“You killed him,” Leta breathed, her eyes widening on the victim sprawled on the floor. “Why? You didn’t need to — we didn’t need — “
“You didn’t,” Fiearius growled in agreement, lowering his gun to his side. His other palm came briefly to hold the small of Leta’s back — he could feel her trembling. His eyes shot to Quin. “We were just going to knock ‘im out. We had it under control.”
“Sure ya did, sweetheart,” Quin mused, reaching down to examine what the man had been reaching for. “He was about to–” Her words stopped as what she revealed was the smallest hunting knife Fiearius had ever seen. Quin laughed. “Pick your teeth I guess. No matter.” She tossed it aside. “One less to deal with.”
“That’s not what what we’re here for,” Leta said, and this time she sounded less horrified and more angry.
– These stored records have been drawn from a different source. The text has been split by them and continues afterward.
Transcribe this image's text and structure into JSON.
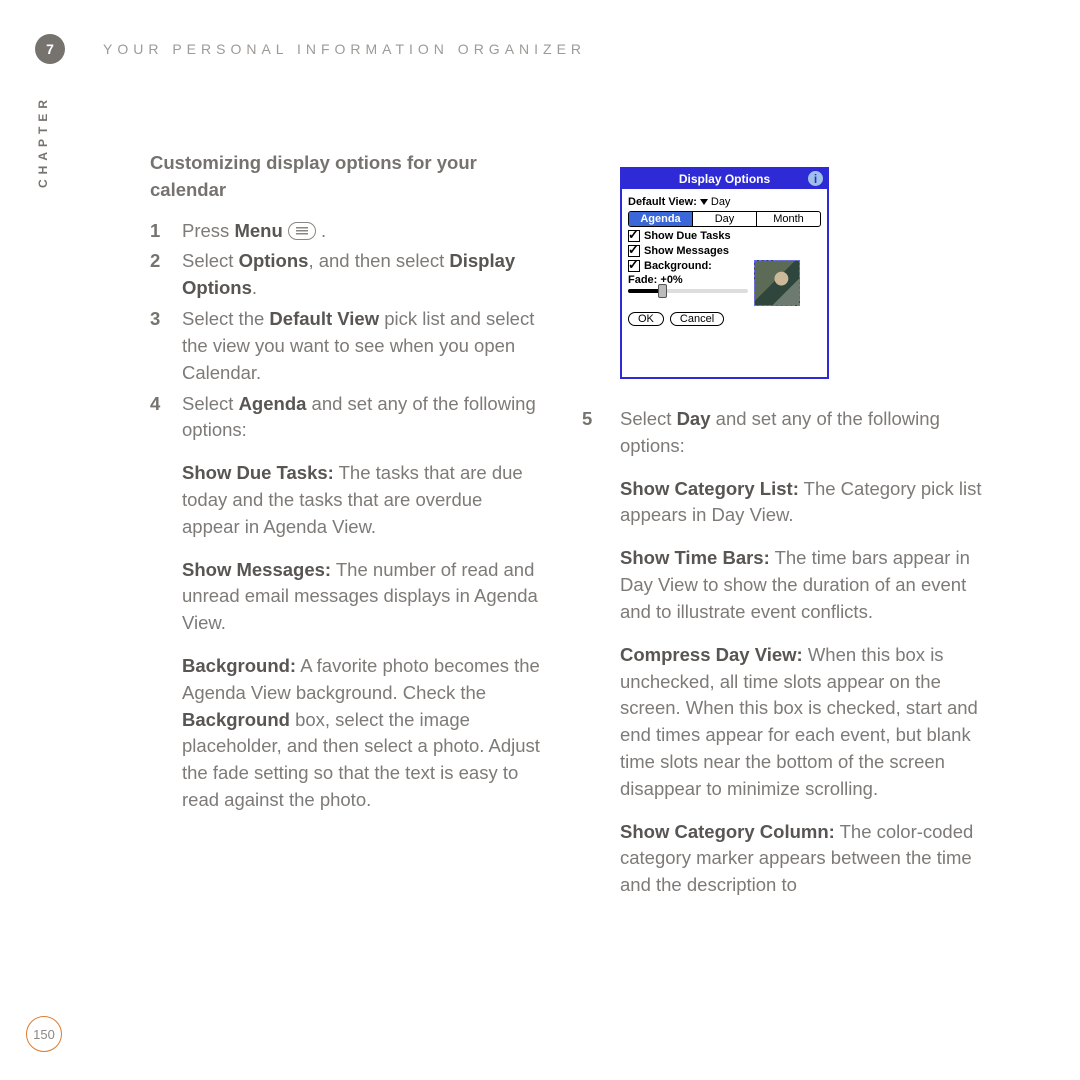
{
  "chapter_number": "7",
  "chapter_label_vertical": "CHAPTER",
  "header_title": "YOUR PERSONAL INFORMATION ORGANIZER",
  "page_number": "150",
  "left": {
    "heading": "Customizing display options for your calendar",
    "step1_num": "1",
    "step1_a": "Press ",
    "step1_b": "Menu",
    "step1_c": " .",
    "step2_num": "2",
    "step2_a": "Select ",
    "step2_b": "Options",
    "step2_c": ", and then select ",
    "step2_d": "Display Options",
    "step2_e": ".",
    "step3_num": "3",
    "step3_a": "Select the ",
    "step3_b": "Default View",
    "step3_c": " pick list and select the view you want to see when you open Calendar.",
    "step4_num": "4",
    "step4_a": "Select ",
    "step4_b": "Agenda",
    "step4_c": " and set any of the following options:",
    "p1_b": "Show Due Tasks:",
    "p1_t": " The tasks that are due today and the tasks that are overdue appear in Agenda View.",
    "p2_b": "Show Messages:",
    "p2_t": " The number of read and unread email messages displays in Agenda View.",
    "p3_b1": "Background:",
    "p3_t1": " A favorite photo becomes the Agenda View background. Check the ",
    "p3_b2": "Background",
    "p3_t2": " box, select the image placeholder, and then select a photo. Adjust the fade setting so that the text is easy to read against the photo."
  },
  "right": {
    "step5_num": "5",
    "step5_a": "Select ",
    "step5_b": "Day",
    "step5_c": " and set any of the following options:",
    "p1_b": "Show Category List:",
    "p1_t": " The Category pick list appears in Day View.",
    "p2_b": "Show Time Bars:",
    "p2_t": " The time bars appear in Day View to show the duration of an event and to illustrate event conflicts.",
    "p3_b": "Compress Day View:",
    "p3_t": " When this box is unchecked, all time slots appear on the screen. When this box is checked, start and end times appear for each event, but blank time slots near the bottom of the screen disappear to minimize scrolling.",
    "p4_b": "Show Category Column:",
    "p4_t": " The color-coded category marker appears between the time and the description to"
  },
  "dialog": {
    "title": "Display Options",
    "default_view_label": "Default View:",
    "default_view_value": "Day",
    "tabs": {
      "agenda": "Agenda",
      "day": "Day",
      "month": "Month"
    },
    "show_due_tasks": "Show Due Tasks",
    "show_messages": "Show Messages",
    "background": "Background:",
    "fade_label": "Fade:  +0%",
    "ok": "OK",
    "cancel": "Cancel",
    "info_glyph": "i"
  }
}
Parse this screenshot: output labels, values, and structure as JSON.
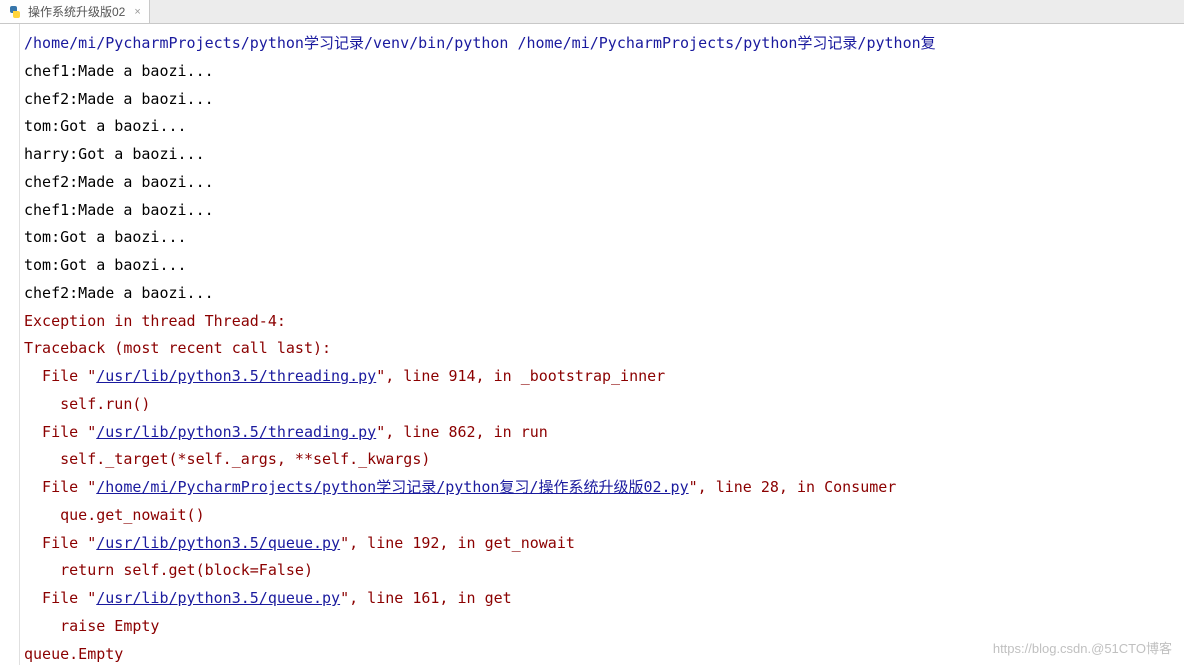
{
  "tab": {
    "title": "操作系统升级版02",
    "close_glyph": "×"
  },
  "console": {
    "command": "/home/mi/PycharmProjects/python学习记录/venv/bin/python /home/mi/PycharmProjects/python学习记录/python复",
    "output": [
      "chef1:Made a baozi...",
      "chef2:Made a baozi...",
      "tom:Got a baozi...",
      "harry:Got a baozi...",
      "chef2:Made a baozi...",
      "chef1:Made a baozi...",
      "tom:Got a baozi...",
      "tom:Got a baozi...",
      "chef2:Made a baozi..."
    ],
    "traceback": {
      "header": "Exception in thread Thread-4:",
      "subheader": "Traceback (most recent call last):",
      "frames": [
        {
          "prefix": "  File \"",
          "file": "/usr/lib/python3.5/threading.py",
          "suffix": "\", line 914, in _bootstrap_inner",
          "code": "    self.run()"
        },
        {
          "prefix": "  File \"",
          "file": "/usr/lib/python3.5/threading.py",
          "suffix": "\", line 862, in run",
          "code": "    self._target(*self._args, **self._kwargs)"
        },
        {
          "prefix": "  File \"",
          "file": "/home/mi/PycharmProjects/python学习记录/python复习/操作系统升级版02.py",
          "suffix": "\", line 28, in Consumer",
          "code": "    que.get_nowait()"
        },
        {
          "prefix": "  File \"",
          "file": "/usr/lib/python3.5/queue.py",
          "suffix": "\", line 192, in get_nowait",
          "code": "    return self.get(block=False)"
        },
        {
          "prefix": "  File \"",
          "file": "/usr/lib/python3.5/queue.py",
          "suffix": "\", line 161, in get",
          "code": "    raise Empty"
        }
      ],
      "exception": "queue.Empty"
    }
  },
  "watermark": "https://blog.csdn.@51CTO博客"
}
A storm filled her face. “We all agreed on that. We’re not here to slaughter anybody, we’re here to take the base! Otherwise we’re no better than them!”
Quin glanced back at her with a dull stare. “Honey, if we weren’t better than ‘em, we wouldn’t be winning right now.” Leta opened her mouth to argue, but Quin had already turned her back.
“And what have we here?” she asked, moving to the window and looking out of it upon the small untouched fleet that sat there in waiting. She whistled. “Now ain’t that a sight for sore eyes. Makes all that jungle trekkin’ worthwhile.”
“They’ll be yours soon enough,” Fiearius assured her. “But first, are we done here?”
It was Leta who answered. She was still glaring at Quin when she said, “All the personnel on our half are contained. When we left the main group, they only had a few more rooms to disable. Should be good to go now.”
“Ours too,” Fiearius replied, just as Dez, who was looking over a nearby console, read off, “Communications down, shielding down, security down, it’s all off.”